**Provided records:**

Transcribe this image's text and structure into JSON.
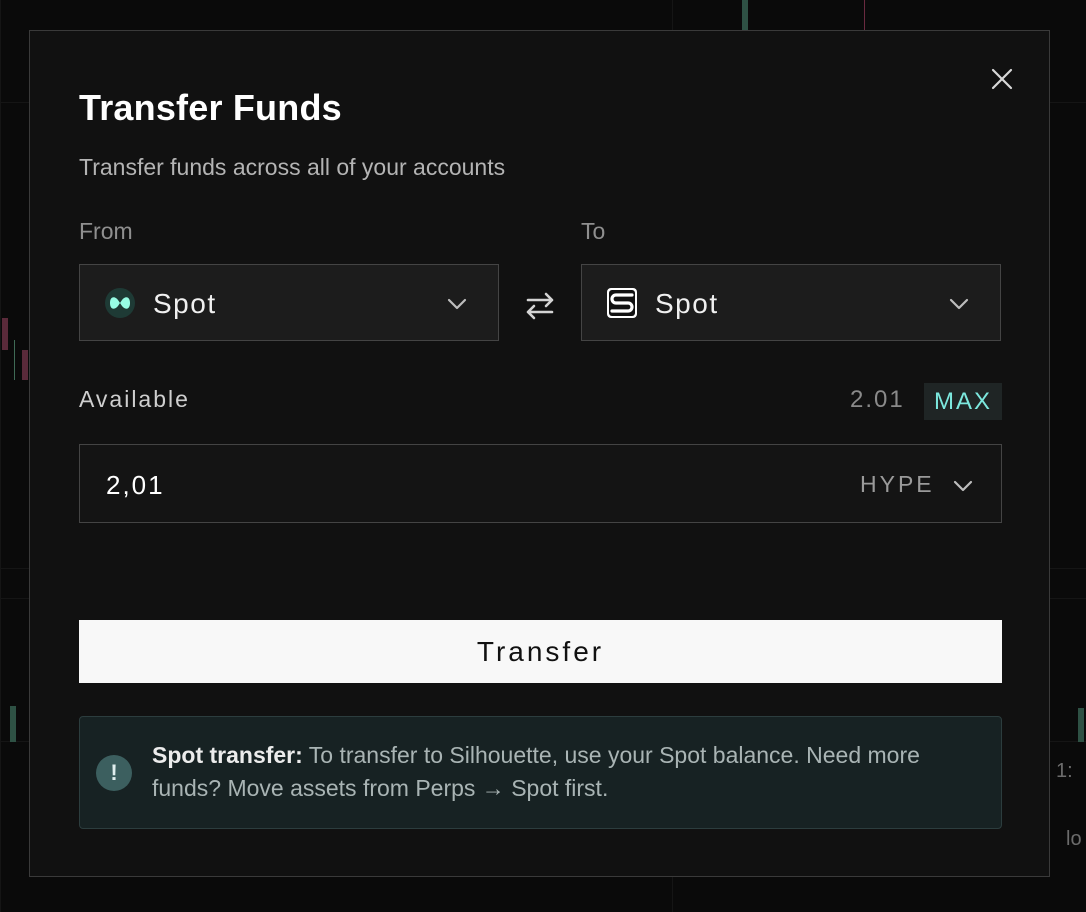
{
  "modal": {
    "title": "Transfer Funds",
    "subtitle": "Transfer funds across all of your accounts",
    "from_label": "From",
    "to_label": "To",
    "from_select": {
      "value": "Spot",
      "icon": "hyperliquid-logo-icon"
    },
    "to_select": {
      "value": "Spot",
      "icon": "silhouette-logo-icon"
    },
    "available_label": "Available",
    "available_value": "2.01",
    "max_label": "MAX",
    "amount_value": "2,01",
    "token": "HYPE",
    "transfer_label": "Transfer",
    "notice_title": "Spot transfer:",
    "notice_body": "To transfer to Silhouette, use your Spot balance. Need more funds? Move assets from Perps → Spot first."
  },
  "background": {
    "partial_texts": [
      "1:",
      "lo"
    ]
  },
  "colors": {
    "accent": "#7ce8de",
    "modal_bg": "#111111",
    "notice_bg": "#172223",
    "hyperliquid": "#97fce4",
    "silhouette_border": "#d9c9ff"
  }
}
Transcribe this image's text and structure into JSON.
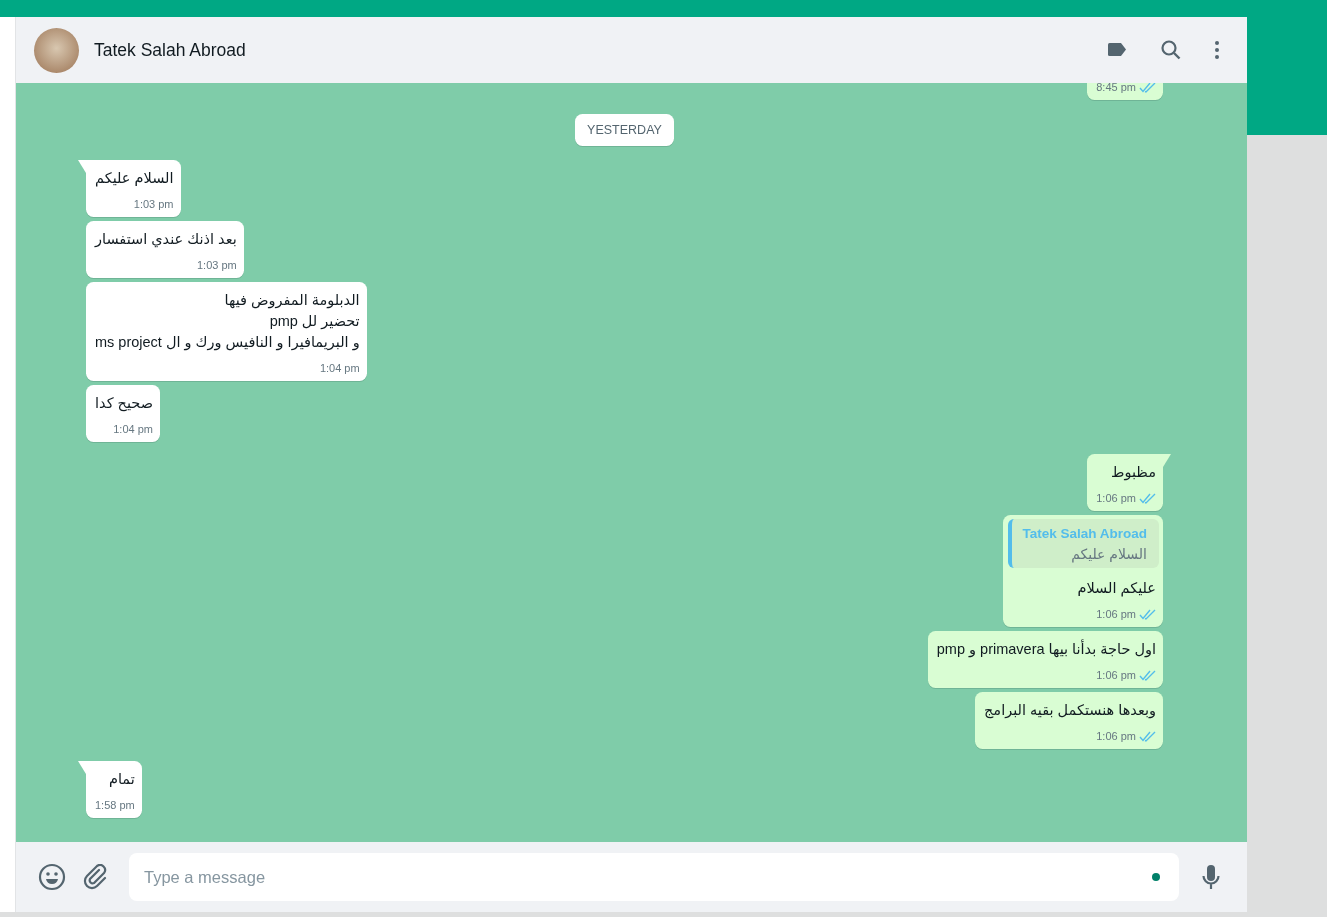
{
  "chat_header": {
    "contact_name": "Tatek Salah Abroad"
  },
  "messages": [
    {
      "kind": "message",
      "outgoing": true,
      "time": "8:45 pm",
      "read": true,
      "tail": false
    },
    {
      "kind": "date",
      "label": "YESTERDAY"
    },
    {
      "kind": "message",
      "outgoing": false,
      "text": "السلام عليكم",
      "time": "1:03 pm",
      "tail": true
    },
    {
      "kind": "message",
      "outgoing": false,
      "text": "بعد اذنك عندي استفسار",
      "time": "1:03 pm",
      "tail": false
    },
    {
      "kind": "message",
      "outgoing": false,
      "text": "الدبلومة المفروض فيها\nتحضير لل pmp\nو البريمافيرا و النافيس ورك و ال ms project",
      "time": "1:04 pm",
      "tail": false
    },
    {
      "kind": "message",
      "outgoing": false,
      "text": "صحيح كدا",
      "time": "1:04 pm",
      "tail": false
    },
    {
      "kind": "message",
      "outgoing": true,
      "text": "مظبوط",
      "time": "1:06 pm",
      "read": true,
      "tail": true
    },
    {
      "kind": "message",
      "outgoing": true,
      "quote": {
        "author": "Tatek Salah Abroad",
        "text": "السلام عليكم"
      },
      "text": "عليكم السلام",
      "time": "1:06 pm",
      "read": true,
      "tail": false
    },
    {
      "kind": "message",
      "outgoing": true,
      "text": "اول حاجة بدأنا بيها primavera و pmp",
      "time": "1:06 pm",
      "read": true,
      "tail": false
    },
    {
      "kind": "message",
      "outgoing": true,
      "text": "وبعدها هنستكمل بقيه البرامج",
      "time": "1:06 pm",
      "read": true,
      "tail": false
    },
    {
      "kind": "message",
      "outgoing": false,
      "text": "تمام",
      "time": "1:58 pm",
      "tail": true
    }
  ],
  "composer": {
    "placeholder": "Type a message"
  }
}
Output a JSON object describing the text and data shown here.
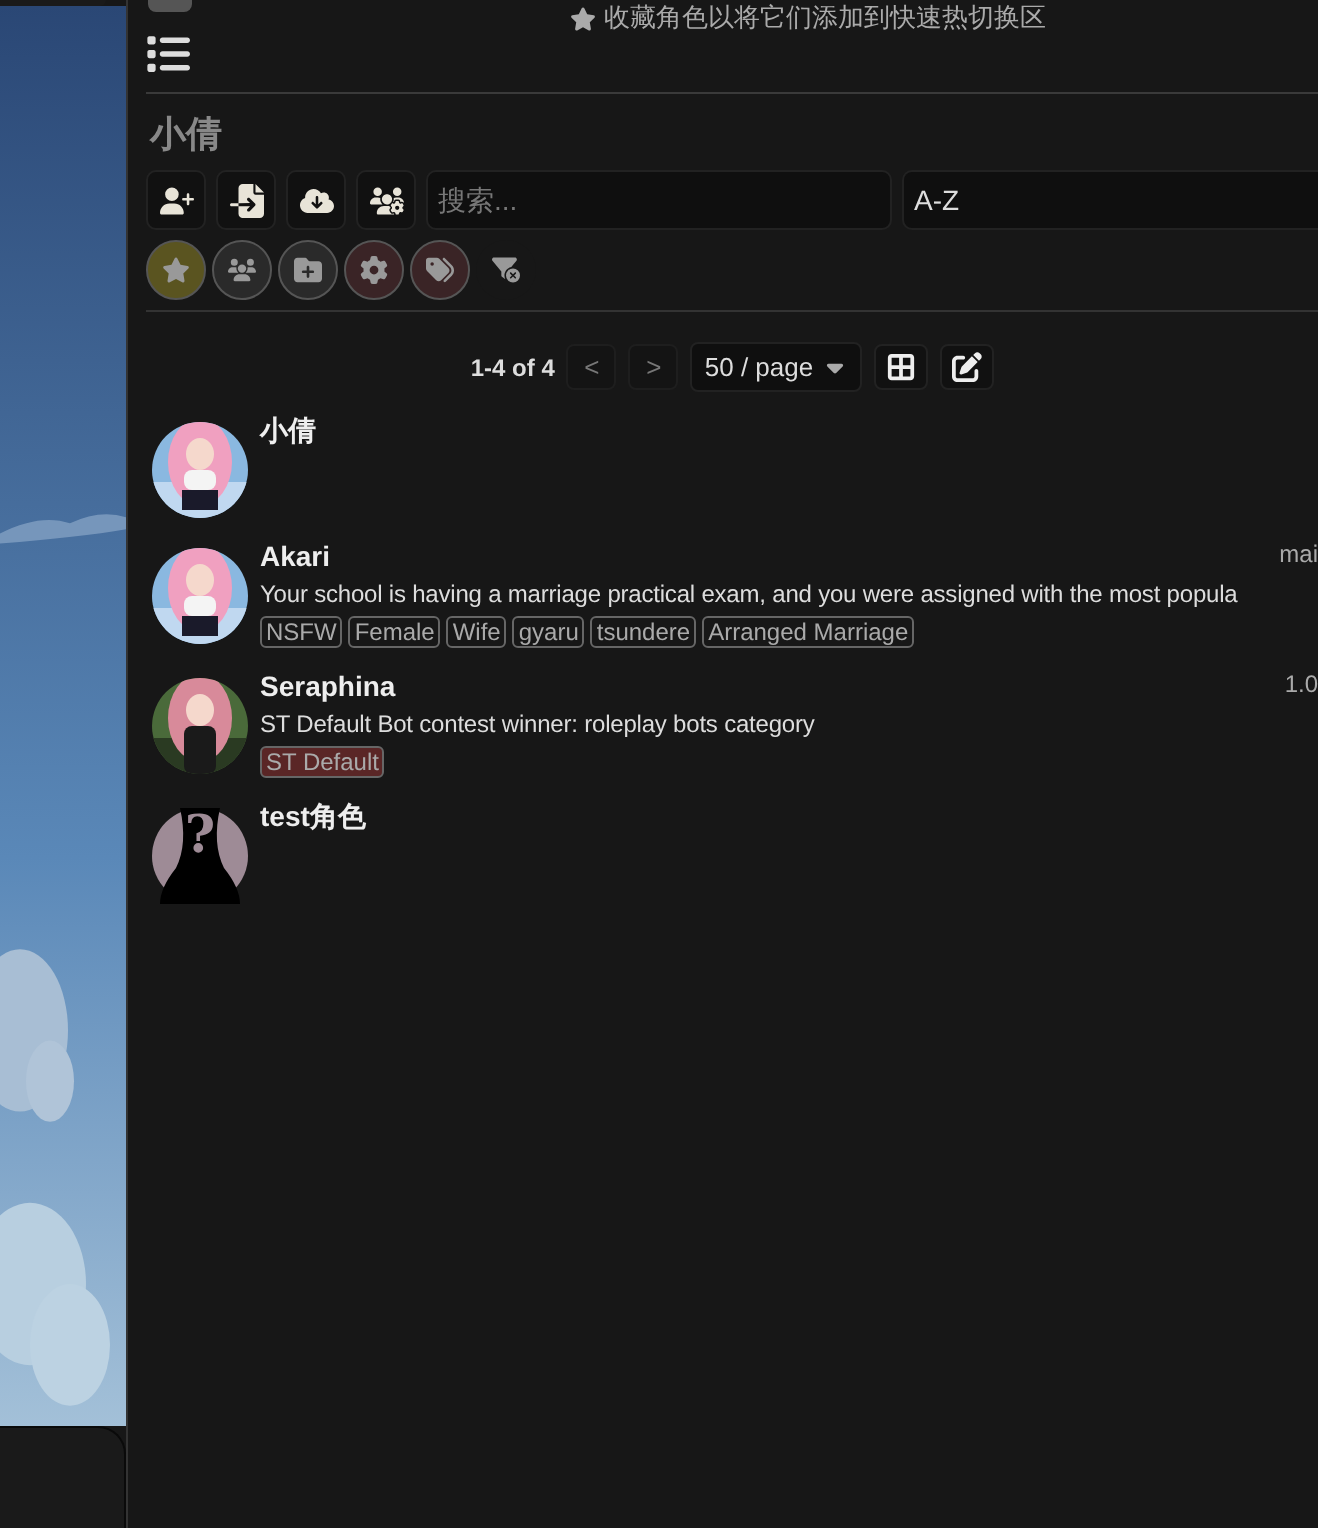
{
  "hint": {
    "text": "收藏角色以将它们添加到快速热切换区"
  },
  "title": "小倩",
  "toolbar": {
    "buttons": [
      {
        "kind": "add-user"
      },
      {
        "kind": "import"
      },
      {
        "kind": "download"
      },
      {
        "kind": "group"
      }
    ],
    "search": {
      "placeholder": "搜索..."
    },
    "sort": {
      "value": "A-Z"
    }
  },
  "filters": [
    {
      "kind": "star",
      "color": "#5a5420"
    },
    {
      "kind": "groups",
      "color": "#2a2a2a"
    },
    {
      "kind": "folder",
      "color": "#2a2a2a"
    },
    {
      "kind": "gear",
      "color": "#3a2426"
    },
    {
      "kind": "tags",
      "color": "#3a2426"
    },
    {
      "kind": "clear",
      "color": "#171717"
    }
  ],
  "pagination": {
    "range": "1-4 of 4",
    "prev": "<",
    "next": ">",
    "page_size": "50 / page"
  },
  "characters": [
    {
      "name": "小倩"
    },
    {
      "name": "Akari",
      "meta": "mai",
      "description": "Your school is having a marriage practical exam, and you were assigned with the most popula",
      "tags": [
        {
          "label": "NSFW",
          "color": "#171717"
        },
        {
          "label": "Female",
          "color": "#171717"
        },
        {
          "label": "Wife",
          "color": "#171717"
        },
        {
          "label": "gyaru",
          "color": "#171717"
        },
        {
          "label": "tsundere",
          "color": "#171717"
        },
        {
          "label": "Arranged Marriage",
          "color": "#171717"
        }
      ]
    },
    {
      "name": "Seraphina",
      "meta": "1.0",
      "description": "ST Default Bot contest winner: roleplay bots category",
      "tags": [
        {
          "label": "ST Default",
          "color": "#5a2626"
        }
      ]
    },
    {
      "name": "test角色",
      "avatar": {
        "kind": "default",
        "glyph": "?"
      }
    }
  ]
}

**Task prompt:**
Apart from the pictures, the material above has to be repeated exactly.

**Result:**
Transcribe this image's text and structure into JSON.
{
  "modal": {
    "title": "Transfer Funds",
    "subtitle": "Transfer funds across all of your accounts",
    "from_label": "From",
    "to_label": "To",
    "from_select": {
      "value": "Spot",
      "icon": "hyperliquid-logo-icon"
    },
    "to_select": {
      "value": "Spot",
      "icon": "silhouette-logo-icon"
    },
    "available_label": "Available",
    "available_value": "2.01",
    "max_label": "MAX",
    "amount_value": "2,01",
    "token": "HYPE",
    "transfer_label": "Transfer",
    "notice_title": "Spot transfer:",
    "notice_body": "To transfer to Silhouette, use your Spot balance. Need more funds? Move assets from Perps → Spot first."
  },
  "background": {
    "partial_texts": [
      "1:",
      "lo"
    ]
  },
  "colors": {
    "accent": "#7ce8de",
    "modal_bg": "#111111",
    "notice_bg": "#172223",
    "hyperliquid": "#97fce4",
    "silhouette_border": "#d9c9ff"
  }
}
Transcribe this image's text and structure into JSON.
{
  "chat_header": {
    "contact_name": "Tatek Salah Abroad"
  },
  "messages": [
    {
      "kind": "message",
      "outgoing": true,
      "time": "8:45 pm",
      "read": true,
      "tail": false
    },
    {
      "kind": "date",
      "label": "YESTERDAY"
    },
    {
      "kind": "message",
      "outgoing": false,
      "text": "السلام عليكم",
      "time": "1:03 pm",
      "tail": true
    },
    {
      "kind": "message",
      "outgoing": false,
      "text": "بعد اذنك عندي استفسار",
      "time": "1:03 pm",
      "tail": false
    },
    {
      "kind": "message",
      "outgoing": false,
      "text": "الدبلومة المفروض فيها\nتحضير لل pmp\nو البريمافيرا و النافيس ورك و ال ms project",
      "time": "1:04 pm",
      "tail": false
    },
    {
      "kind": "message",
      "outgoing": false,
      "text": "صحيح كدا",
      "time": "1:04 pm",
      "tail": false
    },
    {
      "kind": "message",
      "outgoing": true,
      "text": "مظبوط",
      "time": "1:06 pm",
      "read": true,
      "tail": true
    },
    {
      "kind": "message",
      "outgoing": true,
      "quote": {
        "author": "Tatek Salah Abroad",
        "text": "السلام عليكم"
      },
      "text": "عليكم السلام",
      "time": "1:06 pm",
      "read": true,
      "tail": false
    },
    {
      "kind": "message",
      "outgoing": true,
      "text": "اول حاجة بدأنا بيها primavera و pmp",
      "time": "1:06 pm",
      "read": true,
      "tail": false
    },
    {
      "kind": "message",
      "outgoing": true,
      "text": "وبعدها هنستكمل بقيه البرامج",
      "time": "1:06 pm",
      "read": true,
      "tail": false
    },
    {
      "kind": "message",
      "outgoing": false,
      "text": "تمام",
      "time": "1:58 pm",
      "tail": true
    }
  ],
  "composer": {
    "placeholder": "Type a message"
  }
}
Output a JSON object describing the text and data shown here.
{
  "hint": {
    "text": "收藏角色以将它们添加到快速热切换区"
  },
  "title": "小倩",
  "toolbar": {
    "buttons": [
      {
        "kind": "add-user"
      },
      {
        "kind": "import"
      },
      {
        "kind": "download"
      },
      {
        "kind": "group"
      }
    ],
    "search": {
      "placeholder": "搜索..."
    },
    "sort": {
      "value": "A-Z"
    }
  },
  "filters": [
    {
      "kind": "star",
      "color": "#5a5420"
    },
    {
      "kind": "groups",
      "color": "#2a2a2a"
    },
    {
      "kind": "folder",
      "color": "#2a2a2a"
    },
    {
      "kind": "gear",
      "color": "#3a2426"
    },
    {
      "kind": "tags",
      "color": "#3a2426"
    },
    {
      "kind": "clear",
      "color": "#171717"
    }
  ],
  "pagination": {
    "range": "1-4 of 4",
    "prev": "<",
    "next": ">",
    "page_size": "50 / page"
  },
  "characters": [
    {
      "name": "小倩"
    },
    {
      "name": "Akari",
      "meta": "mai",
      "description": "Your school is having a marriage practical exam, and you were assigned with the most popula",
      "tags": [
        {
          "label": "NSFW",
          "color": "#171717"
        },
        {
          "label": "Female",
          "color": "#171717"
        },
        {
          "label": "Wife",
          "color": "#171717"
        },
        {
          "label": "gyaru",
          "color": "#171717"
        },
        {
          "label": "tsundere",
          "color": "#171717"
        },
        {
          "label": "Arranged Marriage",
          "color": "#171717"
        }
      ]
    },
    {
      "name": "Seraphina",
      "meta": "1.0",
      "description": "ST Default Bot contest winner: roleplay bots category",
      "tags": [
        {
          "label": "ST Default",
          "color": "#5a2626"
        }
      ]
    },
    {
      "name": "test角色",
      "avatar": {
        "kind": "default",
        "glyph": "?"
      }
    }
  ]
}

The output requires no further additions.